Data records for software interfaces:
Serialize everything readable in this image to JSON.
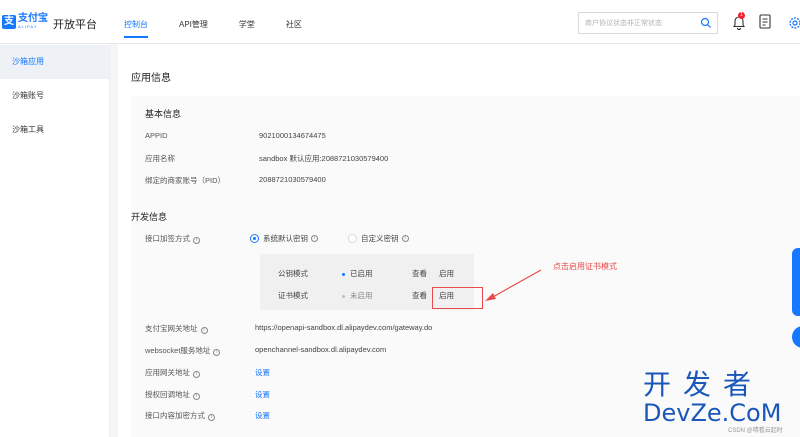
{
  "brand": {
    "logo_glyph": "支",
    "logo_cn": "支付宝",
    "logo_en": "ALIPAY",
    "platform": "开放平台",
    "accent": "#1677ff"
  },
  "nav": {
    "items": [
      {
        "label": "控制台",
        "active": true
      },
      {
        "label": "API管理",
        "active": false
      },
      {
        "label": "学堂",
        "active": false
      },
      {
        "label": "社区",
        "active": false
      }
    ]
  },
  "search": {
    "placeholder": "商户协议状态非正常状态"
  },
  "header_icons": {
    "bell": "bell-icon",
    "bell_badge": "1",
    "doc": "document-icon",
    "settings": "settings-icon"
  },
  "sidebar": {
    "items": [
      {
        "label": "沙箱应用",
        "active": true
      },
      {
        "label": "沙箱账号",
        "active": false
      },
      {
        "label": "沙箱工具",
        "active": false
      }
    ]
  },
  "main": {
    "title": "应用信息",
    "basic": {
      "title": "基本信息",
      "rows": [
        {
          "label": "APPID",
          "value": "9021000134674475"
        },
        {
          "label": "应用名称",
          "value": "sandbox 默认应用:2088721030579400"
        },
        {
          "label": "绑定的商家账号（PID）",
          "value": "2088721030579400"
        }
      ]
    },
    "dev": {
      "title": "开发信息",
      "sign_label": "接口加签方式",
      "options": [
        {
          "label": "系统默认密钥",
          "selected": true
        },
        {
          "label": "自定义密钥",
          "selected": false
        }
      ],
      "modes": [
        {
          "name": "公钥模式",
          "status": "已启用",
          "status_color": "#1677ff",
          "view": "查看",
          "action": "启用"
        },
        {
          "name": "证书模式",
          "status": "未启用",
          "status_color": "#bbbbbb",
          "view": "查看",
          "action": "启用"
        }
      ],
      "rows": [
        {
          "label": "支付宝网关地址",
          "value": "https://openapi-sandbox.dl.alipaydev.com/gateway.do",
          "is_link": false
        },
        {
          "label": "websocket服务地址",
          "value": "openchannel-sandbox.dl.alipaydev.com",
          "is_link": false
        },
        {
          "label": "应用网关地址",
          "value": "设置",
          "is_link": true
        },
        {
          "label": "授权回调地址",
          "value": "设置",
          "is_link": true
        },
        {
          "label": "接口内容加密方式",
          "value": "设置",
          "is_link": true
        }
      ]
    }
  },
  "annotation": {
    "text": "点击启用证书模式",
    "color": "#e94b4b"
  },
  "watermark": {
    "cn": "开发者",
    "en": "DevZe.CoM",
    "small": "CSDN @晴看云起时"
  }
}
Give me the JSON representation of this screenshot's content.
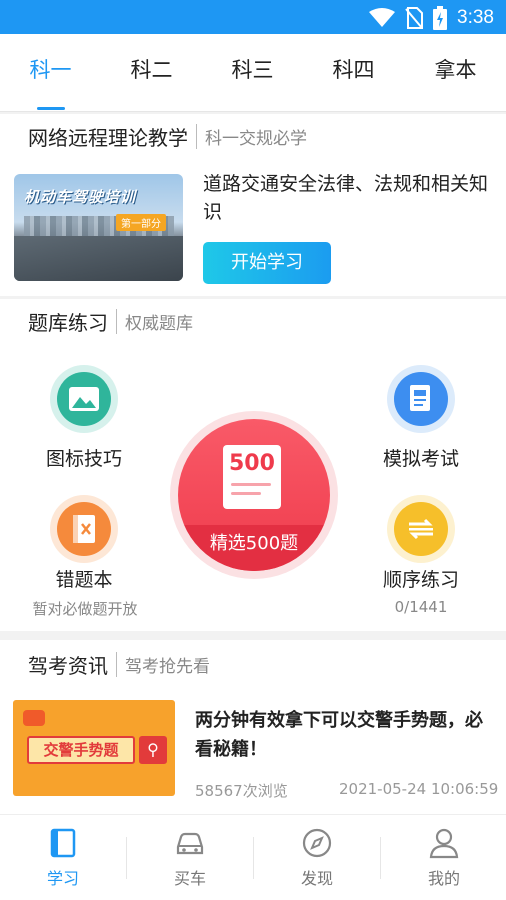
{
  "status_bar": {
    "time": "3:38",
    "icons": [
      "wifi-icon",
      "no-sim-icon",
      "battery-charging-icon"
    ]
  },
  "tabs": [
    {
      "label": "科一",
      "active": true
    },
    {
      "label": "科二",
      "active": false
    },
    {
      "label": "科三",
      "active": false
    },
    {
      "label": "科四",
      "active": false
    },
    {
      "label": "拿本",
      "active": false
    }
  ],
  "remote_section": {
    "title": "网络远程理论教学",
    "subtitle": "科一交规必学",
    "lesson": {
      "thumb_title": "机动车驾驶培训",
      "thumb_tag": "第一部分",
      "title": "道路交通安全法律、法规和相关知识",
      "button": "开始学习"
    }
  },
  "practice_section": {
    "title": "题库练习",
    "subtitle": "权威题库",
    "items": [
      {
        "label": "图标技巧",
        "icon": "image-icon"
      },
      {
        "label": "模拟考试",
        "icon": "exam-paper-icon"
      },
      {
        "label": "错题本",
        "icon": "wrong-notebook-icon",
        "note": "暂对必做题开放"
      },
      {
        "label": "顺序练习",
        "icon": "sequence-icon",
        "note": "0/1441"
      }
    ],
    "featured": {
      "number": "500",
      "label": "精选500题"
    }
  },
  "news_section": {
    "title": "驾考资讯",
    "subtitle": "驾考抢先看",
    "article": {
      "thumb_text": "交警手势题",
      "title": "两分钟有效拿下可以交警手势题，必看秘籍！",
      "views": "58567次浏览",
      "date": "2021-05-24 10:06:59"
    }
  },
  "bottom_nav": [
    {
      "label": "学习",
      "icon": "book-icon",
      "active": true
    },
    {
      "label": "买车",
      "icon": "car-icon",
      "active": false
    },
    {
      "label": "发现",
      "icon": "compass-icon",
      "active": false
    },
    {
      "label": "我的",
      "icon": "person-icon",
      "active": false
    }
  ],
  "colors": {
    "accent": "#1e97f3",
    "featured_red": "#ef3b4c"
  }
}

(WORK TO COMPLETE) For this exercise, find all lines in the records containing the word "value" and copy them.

(SOLUTION TO THIS PROBLEM)
          "value": "9021000134674475"
          "value": "sandbox 默认应用:2088721030579400"
          "value": "2088721030579400"
          "value": "https://openapi-sandbox.dl.alipaydev.com/gateway.do",
          "value": "openchannel-sandbox.dl.alipaydev.com",
          "value": "设置",
          "value": "设置",
          "value": "设置",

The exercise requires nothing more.